╭──
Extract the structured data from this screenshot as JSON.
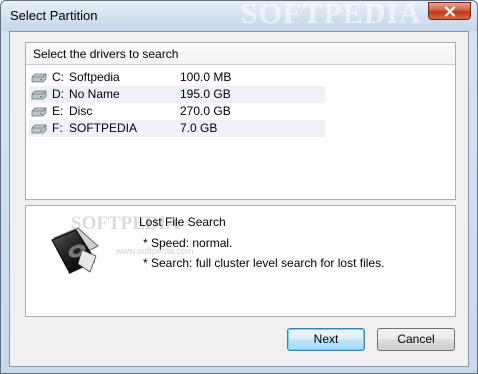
{
  "window": {
    "title": "Select Partition",
    "watermark": "SOFTPEDIA"
  },
  "drives_panel": {
    "header": "Select the drivers to search",
    "drives": [
      {
        "letter": "C:",
        "name": "Softpedia",
        "size": "100.0 MB"
      },
      {
        "letter": "D:",
        "name": "No Name",
        "size": "195.0 GB"
      },
      {
        "letter": "E:",
        "name": "Disc",
        "size": "270.0 GB"
      },
      {
        "letter": "F:",
        "name": "SOFTPEDIA",
        "size": "7.0 GB"
      }
    ]
  },
  "search_panel": {
    "title": "Lost File Search",
    "speed": "* Speed: normal.",
    "description": "* Search: full cluster level search for lost files.",
    "watermark": "SOFTPEDIA",
    "watermark_url": "www.softpedia.com"
  },
  "buttons": {
    "next": "Next",
    "cancel": "Cancel"
  },
  "icons": {
    "close": "close-icon",
    "drive": "hard-drive-icon",
    "disk": "disk-icon"
  }
}
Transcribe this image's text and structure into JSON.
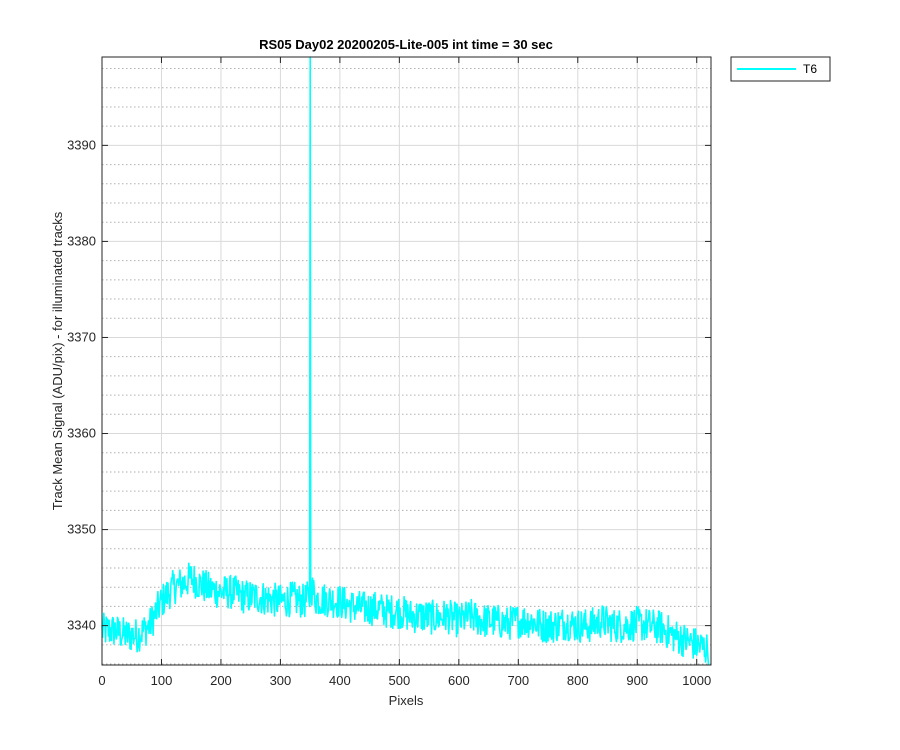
{
  "chart_data": {
    "type": "line",
    "title": "RS05 Day02 20200205-Lite-005 int time = 30 sec",
    "xlabel": "Pixels",
    "ylabel": "Track Mean Signal (ADU/pix) - for illuminated tracks",
    "xlim": [
      0,
      1024
    ],
    "ylim": [
      3335.9,
      3399.2
    ],
    "xticks": [
      0,
      100,
      200,
      300,
      400,
      500,
      600,
      700,
      800,
      900,
      1000
    ],
    "yticks": [
      3340,
      3350,
      3360,
      3370,
      3380,
      3390
    ],
    "y_minor_step": 2,
    "grid": true,
    "legend_position": "outside-top-right",
    "series": [
      {
        "name": "T6",
        "color": "#00ffff",
        "x": [
          0,
          20,
          40,
          60,
          80,
          100,
          120,
          140,
          150,
          160,
          180,
          200,
          220,
          240,
          260,
          280,
          300,
          320,
          340,
          348,
          350,
          352,
          360,
          380,
          400,
          420,
          440,
          460,
          480,
          500,
          520,
          540,
          560,
          580,
          600,
          620,
          640,
          660,
          680,
          700,
          720,
          740,
          760,
          780,
          800,
          820,
          840,
          860,
          880,
          900,
          920,
          940,
          960,
          980,
          1000,
          1020
        ],
        "y": [
          3339.5,
          3339.5,
          3339.0,
          3339.0,
          3340.0,
          3342.5,
          3344.0,
          3344.5,
          3345.0,
          3344.5,
          3343.8,
          3343.5,
          3343.5,
          3343.0,
          3343.0,
          3342.8,
          3342.5,
          3342.8,
          3342.5,
          3343.0,
          3399.2,
          3344.0,
          3342.8,
          3342.7,
          3342.5,
          3342.0,
          3341.8,
          3341.8,
          3341.5,
          3341.5,
          3341.0,
          3341.0,
          3340.8,
          3341.0,
          3340.5,
          3341.0,
          3340.5,
          3340.5,
          3340.2,
          3340.5,
          3340.5,
          3340.0,
          3340.0,
          3340.3,
          3340.0,
          3340.0,
          3340.5,
          3340.0,
          3340.0,
          3340.2,
          3340.0,
          3339.8,
          3339.0,
          3338.5,
          3338.0,
          3337.5
        ],
        "noise_amplitude": 1.8
      }
    ]
  }
}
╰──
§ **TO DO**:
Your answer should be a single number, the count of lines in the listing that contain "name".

§ **TASK SOLUTION**:
5